Please listen and then share your reflections and questions in the comments section below!


Mathew N. Schmalz, Mercy Matters: Opening Yourself to the Life-Changing Gift (Huntington, Indiana: Our Sunday Visitor, 2016)

331: Reflections on Two Recent Talks and the Online Reactions They Generated

Excerpts from two talks by prominent General Authorities (one by Elder Jeffrey R. Holland, and the other by Elder Richard J. Maynes) have in the past two weeks generated a lot of buzz in certain online forums that many listeners to this program would be familiar with, most of it negative or sarcastic. The reactions came mostly to a few sentences from the talks, presented online largely without wider framing, and sometimes placed as part of memes designed to heighten the impact of the quotations and their being read in a particular way. The memes and presentations themselves suggest how a viewer or reader should react to the words being quoted. But is this a fair—”virtuous, lovely, or of good report or praiseworthy”—way of presenting ideas, especially those with which we have an issue? Is it fair to the speaker? To the readers? Is it deliberate dissembling? Those who write or pass these along generally know that what they are doing is presenting to some degree a caricature of a speaker and her or his presentation, something deliberately distorting, and they also know that many who encounter the meme or quotations will most likely react the way the intend and very seldom will themselves chase down the fuller context.
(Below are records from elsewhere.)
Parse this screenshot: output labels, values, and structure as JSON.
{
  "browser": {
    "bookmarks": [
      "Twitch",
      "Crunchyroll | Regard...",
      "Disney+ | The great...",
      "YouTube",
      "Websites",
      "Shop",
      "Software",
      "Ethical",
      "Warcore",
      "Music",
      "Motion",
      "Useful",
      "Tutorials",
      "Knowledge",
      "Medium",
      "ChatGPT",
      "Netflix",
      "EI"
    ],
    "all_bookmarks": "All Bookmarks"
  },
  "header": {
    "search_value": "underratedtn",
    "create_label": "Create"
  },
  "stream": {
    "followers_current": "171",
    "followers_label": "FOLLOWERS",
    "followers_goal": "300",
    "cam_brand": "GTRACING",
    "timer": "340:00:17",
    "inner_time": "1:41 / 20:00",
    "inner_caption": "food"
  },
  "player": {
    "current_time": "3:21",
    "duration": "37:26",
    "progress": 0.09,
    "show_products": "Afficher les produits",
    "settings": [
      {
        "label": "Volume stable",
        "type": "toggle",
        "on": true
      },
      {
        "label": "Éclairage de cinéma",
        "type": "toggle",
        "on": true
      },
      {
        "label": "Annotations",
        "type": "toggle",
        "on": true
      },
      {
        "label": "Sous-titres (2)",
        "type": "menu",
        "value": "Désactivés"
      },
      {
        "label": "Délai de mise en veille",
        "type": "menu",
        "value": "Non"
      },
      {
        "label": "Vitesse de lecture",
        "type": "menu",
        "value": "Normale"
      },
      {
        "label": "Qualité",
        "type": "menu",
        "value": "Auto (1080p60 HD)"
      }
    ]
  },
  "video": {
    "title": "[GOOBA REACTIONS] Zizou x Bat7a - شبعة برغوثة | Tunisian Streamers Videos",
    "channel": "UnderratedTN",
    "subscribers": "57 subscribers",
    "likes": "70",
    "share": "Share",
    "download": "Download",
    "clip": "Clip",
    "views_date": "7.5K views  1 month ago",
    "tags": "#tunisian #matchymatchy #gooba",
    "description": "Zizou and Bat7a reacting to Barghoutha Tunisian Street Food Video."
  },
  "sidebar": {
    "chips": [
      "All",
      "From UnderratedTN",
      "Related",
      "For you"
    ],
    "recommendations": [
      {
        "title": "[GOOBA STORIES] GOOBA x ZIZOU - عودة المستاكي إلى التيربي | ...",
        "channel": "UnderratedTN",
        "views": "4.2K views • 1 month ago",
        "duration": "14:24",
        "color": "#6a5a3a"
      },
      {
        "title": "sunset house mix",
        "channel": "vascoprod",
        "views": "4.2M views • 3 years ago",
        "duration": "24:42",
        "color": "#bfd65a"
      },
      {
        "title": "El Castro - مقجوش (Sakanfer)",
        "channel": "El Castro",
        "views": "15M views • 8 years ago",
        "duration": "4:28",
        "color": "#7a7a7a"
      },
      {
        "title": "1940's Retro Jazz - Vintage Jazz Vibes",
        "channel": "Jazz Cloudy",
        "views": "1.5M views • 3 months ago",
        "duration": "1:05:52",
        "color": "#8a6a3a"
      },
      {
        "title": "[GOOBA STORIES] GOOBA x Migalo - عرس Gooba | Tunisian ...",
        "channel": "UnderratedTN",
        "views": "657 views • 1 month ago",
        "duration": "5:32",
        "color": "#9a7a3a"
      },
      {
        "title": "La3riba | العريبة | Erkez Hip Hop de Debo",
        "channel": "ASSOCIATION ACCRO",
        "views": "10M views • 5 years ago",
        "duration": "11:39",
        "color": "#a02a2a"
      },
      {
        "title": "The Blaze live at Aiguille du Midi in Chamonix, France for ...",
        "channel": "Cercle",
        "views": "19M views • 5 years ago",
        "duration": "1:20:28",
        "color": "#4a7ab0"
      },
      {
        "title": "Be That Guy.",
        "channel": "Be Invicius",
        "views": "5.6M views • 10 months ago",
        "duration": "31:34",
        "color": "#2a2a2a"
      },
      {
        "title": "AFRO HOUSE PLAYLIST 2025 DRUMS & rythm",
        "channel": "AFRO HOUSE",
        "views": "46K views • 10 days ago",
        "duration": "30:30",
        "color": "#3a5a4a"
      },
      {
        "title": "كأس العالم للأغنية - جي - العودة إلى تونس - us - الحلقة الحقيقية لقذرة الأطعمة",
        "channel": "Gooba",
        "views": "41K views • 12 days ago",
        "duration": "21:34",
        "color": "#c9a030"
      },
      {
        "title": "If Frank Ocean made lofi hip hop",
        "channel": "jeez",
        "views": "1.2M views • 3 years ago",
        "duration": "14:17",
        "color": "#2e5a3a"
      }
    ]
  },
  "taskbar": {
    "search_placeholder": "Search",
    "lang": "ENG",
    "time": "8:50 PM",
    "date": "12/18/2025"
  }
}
In this episode, Kristine Haglund and Jon Grimes join Mormon Matters host Dan Wotherspoon to explore the two talks in question and what unfolded online. They each certainly take exception to things said in each talk, the way they were said, or in some other way wish various ideas had been presented differently, but they also attempt to give much fuller context to the speeches, their settings, and other factors that mitigate against much of the full-on negative or exasperated reactions that unfolded. The conversation also takes important turns in other directions, for instance toward the way Latter-day Saints (and others) read or use scripture, as well as about the nature of religious experience and how humans tell of them.

After closing the conversation with the two panelists, Dan Wotherspoon then speaks for a few minutes about another recent talk, the BYU commencement address by Elder L. Whitney Clayton, that he feels also suffers from distortions in certain online conversation about parts of it.

Please listen and then share your questions and comments below!


Elder Jeffrey R. Holland, untitled address to Tempe, Arizona, LDS Institute, April 2016

Elder Richard J. Maynes, “The Truth Restored,” worldwide devotional address given 1 May 2016

Eugene England, “On Spectral Evidence,” originally published in Dialogue: A Journal of Mormon Thought 26, no. 1 (Spring 1993), version here from the Eugene England Foundation website

See below for link to the version of “Where Can I Turn for Peace?” by Chelan Hunt Clason recorded for the new Mormon Matters podcast bumpers